Eliza was four years old when she was diagnosed with the rare terminal brain disease Sanfilippo Syndrome — sometimes called “childhood Alzheimer's.” A degenerative condition, the syndrome affects the ability to speak, walk and swallow, and eventually causes organ failure. The O’Neill family launched the Saving Eliza campaign and raised more than $3M, largely through social media and crowdfunding, to pay for the clinical trials that made it possible for their daughter to receive the only available treatment for the syndrome. Fu discussed the specifics of the O’Neill case and the practice of gene therapy.


Cara and Glenn O’Neill with researcher Dr. Haiyan Fu (right)

Cara O’Neill, Eliza’s mother, says genetic counselors can make a significant difference for families as the counselor is often the family’s first point of contact and the person who can help them understand complex information and make informed care decisions during a difficult time.

Oncology scientist Dr. Uri Tabori of the University of Toronto Hospital for Sick Children, or SickKids, also spoke about his efforts to find a cure for a genetic disorder that has affected a Midlands family.

28 year-old Columbia woman Becca Jean Garner died earlier this year from the rare and devastating disease biallelic mismatch repair deficiency syndrome, or BMMRD, which causes multiple cancers in young people. Two of her sisters have also been diagnosed with the disorder. The family learned about Tabori’s work after connecting with other BMMRD patients on social media sites, and went on to create Love Always Becca Jean, a website and foundation that helps to raise awareness and fund the SickKids research.


Becca Jean Garner’s family with oncologist and scientist Dr. Uri Tabori (back row)

Additional symposium highlights included talks by Baylor College of Medicine professor Dr. Magdalena Walkiewicz, prominent genetic counselors Quinn Stein and Julianne O’Daniel, and biotechnology expert Kelly East.

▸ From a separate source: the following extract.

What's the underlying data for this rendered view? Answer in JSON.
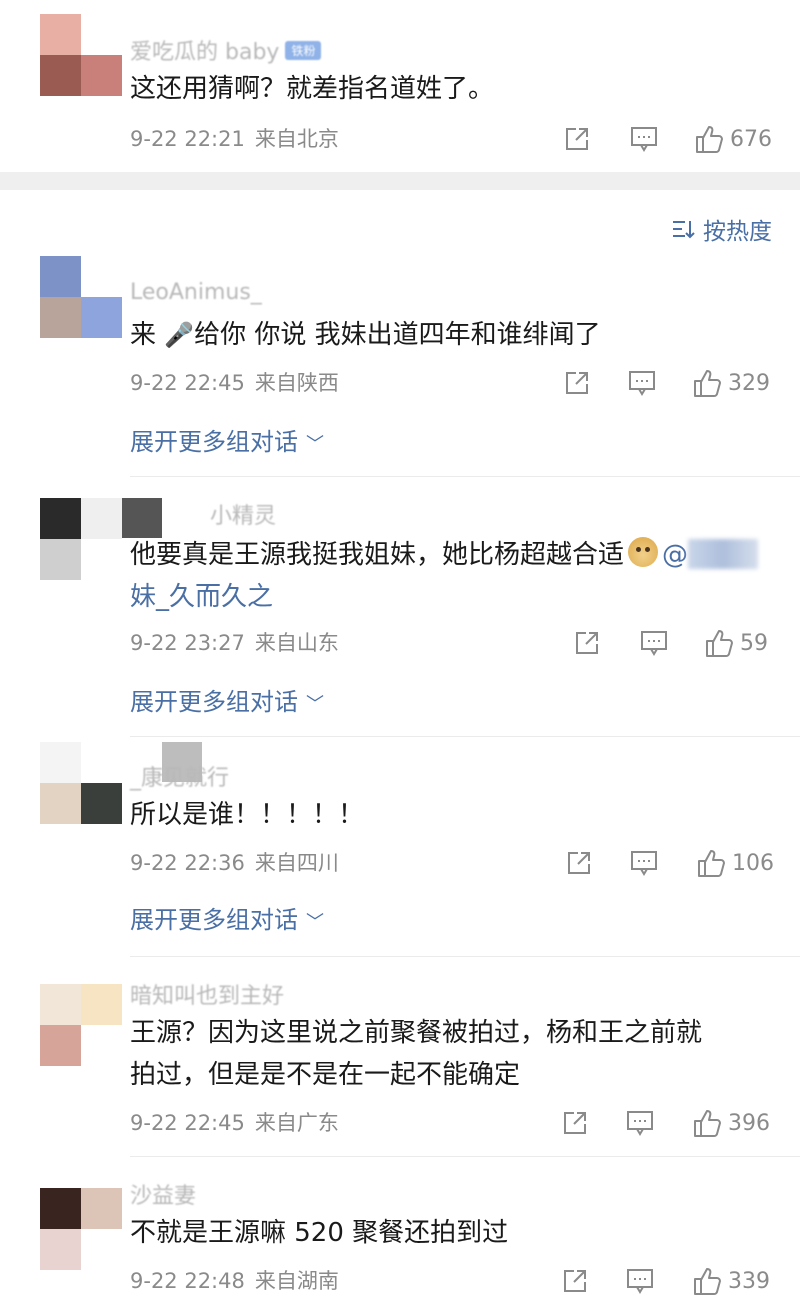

Learn more about the SOM Genetic Counseling program.


November 17th, 2016